Scheduling when I was supposed to finish each chapter was immensely helpful with staying on track. Refer to 2015 Guide to Self-Publishing, Revised Edition: The Most Comprehensive Guide to Self-Publishing‘s checklist (pg. 31) to help you plan the entire self-publishing process.

I also regularly attended writing groups to ensure that I worked frequently.

Step 2: Hire an Editor

You can find someone via Fiverr, UpWork, Editors Canada, personal connections, etc.

For tax/legal purposes, I used the contract template available at Editors Canada to formalize the terms with my editor.

Step 3: Get the ISBN

In Canada, the ISBN can be obtained for free via Library and Archives Canada (LAC).

You must create an ISBN Canada account. The publisher name, address, email and phone number you provide will become publicly available online. For privacy/business purposes, consider registering with a business name and/or getting a postal box. You can rent a postal box at Canada Post, UPS, or elsewhere.

Try and register with LAC as early as you can, because processing your account will take 1-2 weeks. You don’t need to have an officially registered business name to use it as your publisher’s name.

Once you get your login information, you can sign in and obtain an ISBN for your work.
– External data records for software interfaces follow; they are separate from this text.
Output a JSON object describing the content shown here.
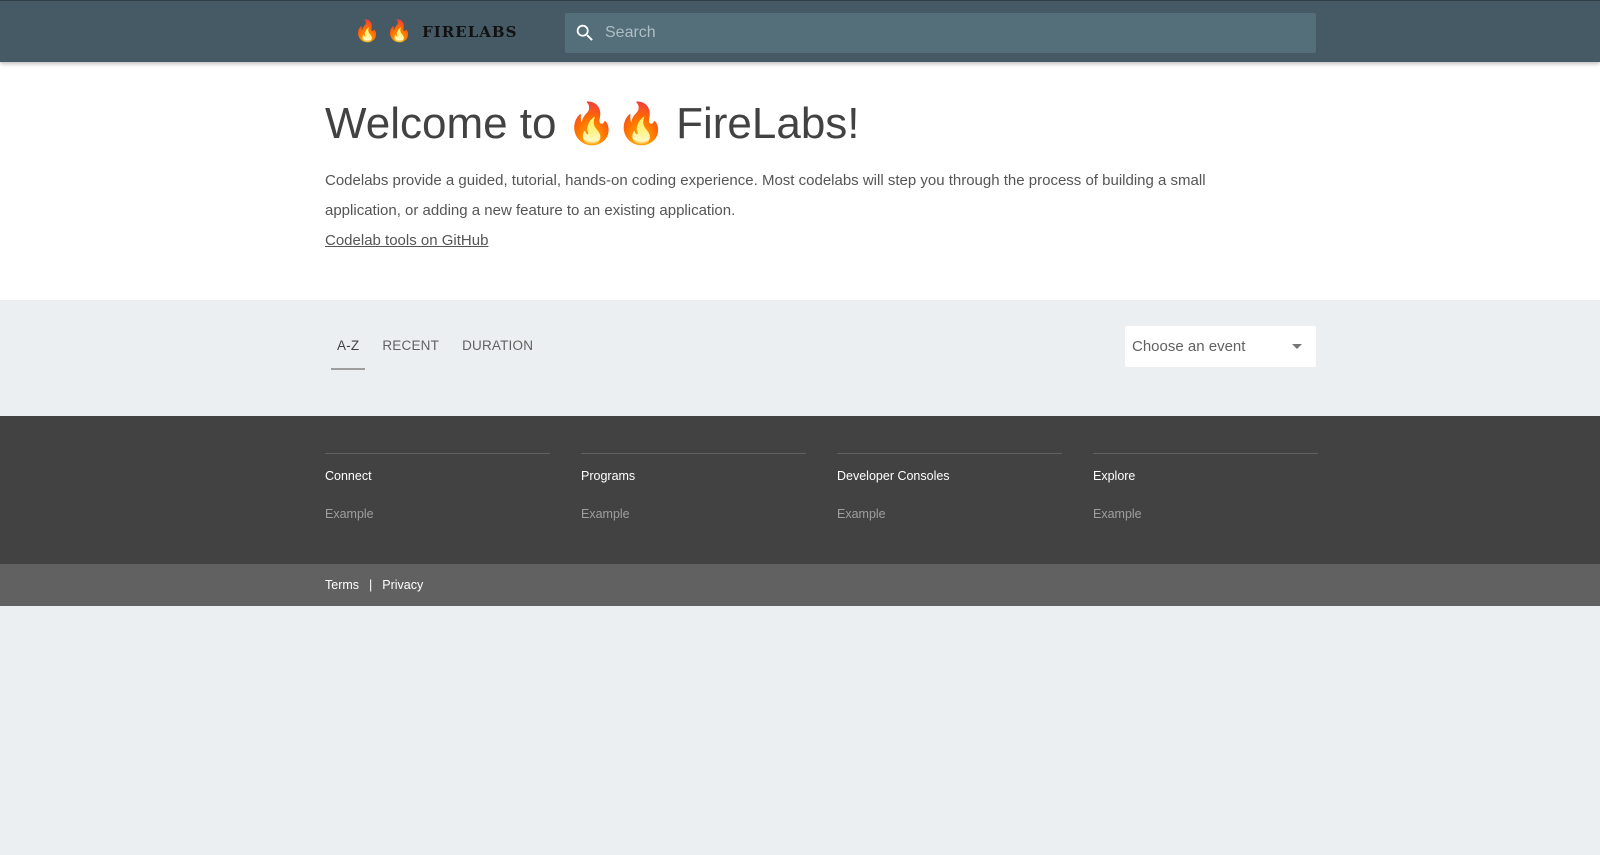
{
  "header": {
    "logo": {
      "flames": "🔥 🔥",
      "wordmark": "FIRELABS"
    },
    "search": {
      "placeholder": "Search",
      "icon": "search-icon"
    },
    "colors": {
      "bar": "#455a64",
      "search_bg": "#546e7a"
    }
  },
  "hero": {
    "title_prefix": "Welcome to",
    "title_flames": "🔥🔥",
    "title_suffix": "FireLabs!",
    "description": "Codelabs provide a guided, tutorial, hands-on coding experience. Most codelabs will step you through the process of building a small application, or adding a new feature to an existing application.",
    "github_link": "Codelab tools on GitHub"
  },
  "filters": {
    "tabs": [
      {
        "label": "A-Z",
        "active": true
      },
      {
        "label": "RECENT",
        "active": false
      },
      {
        "label": "DURATION",
        "active": false
      }
    ],
    "event_select": {
      "selected": "Choose an event",
      "icon": "chevron-down-icon"
    }
  },
  "footer": {
    "columns": [
      {
        "title": "Connect",
        "link": "Example"
      },
      {
        "title": "Programs",
        "link": "Example"
      },
      {
        "title": "Developer Consoles",
        "link": "Example"
      },
      {
        "title": "Explore",
        "link": "Example"
      }
    ],
    "legal": {
      "terms": "Terms",
      "separator": "|",
      "privacy": "Privacy"
    }
  }
}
Note that the hardcopy and ebook version of your book will need their own ISBNs for keeping track of sales.

An ISBN can also be obtained via Amazon, if you publish with them, but I decided on registering my work through LAC.

You can also view my tutorial on how to sign up as a publisher:

Self-Publishing Journey (Part 2)

My NaNoWriMo Adventure (#NaNo2016)

Last month, I participated in National Novel Writing Month (NaNoWriMo). The objective was to write at least 50,000 words within a month. Although I didn’t win, I was still able to get a lot of writing done. It was also a great time to socialize with fellow local writers.

The Toronto Public Library has been involved by hosting write-ins and author spotlight events. You can learn more about NaNoWriMo and how the TPL is involved by reading this blog post.

NaNoWriMo is an incredibly productive, chaotic and fun experience; I encourage all writerly types to try it. One should also consider participating in Camp NaNo in April and July, where you set your own word count goal.

Short Story Publication

I’m happy to announce that my short story ‘Making the Myth’ has been published in Existere: A Journal of Arts & Literature (vol. 35, no. 2). You can obtain a copy of the issue by purchasing a subscription or visiting a bookstore that sells the journal.

Creative writing was and always will be my first passion. Seeing one’s work in a bookstore is surreal and a dream come true, to say the least. Below are photos of the issue.

 

Reblog: Pokémon GO: What Do Librarians Need To Know?

I’m sharing a great article about Pokemon GO and libraries. It covers topics on how the game can be used by the library and its issues.

It’s exciting to see the societal impact of a single game.

Where’s Pikachu? How libraries are connecting with patrons over this wildly popular new virtual treasure hunt that uses geolocation—and why the game raises privacy concerns.

Source: Pokémon GO: What Do Librarians Need To Know?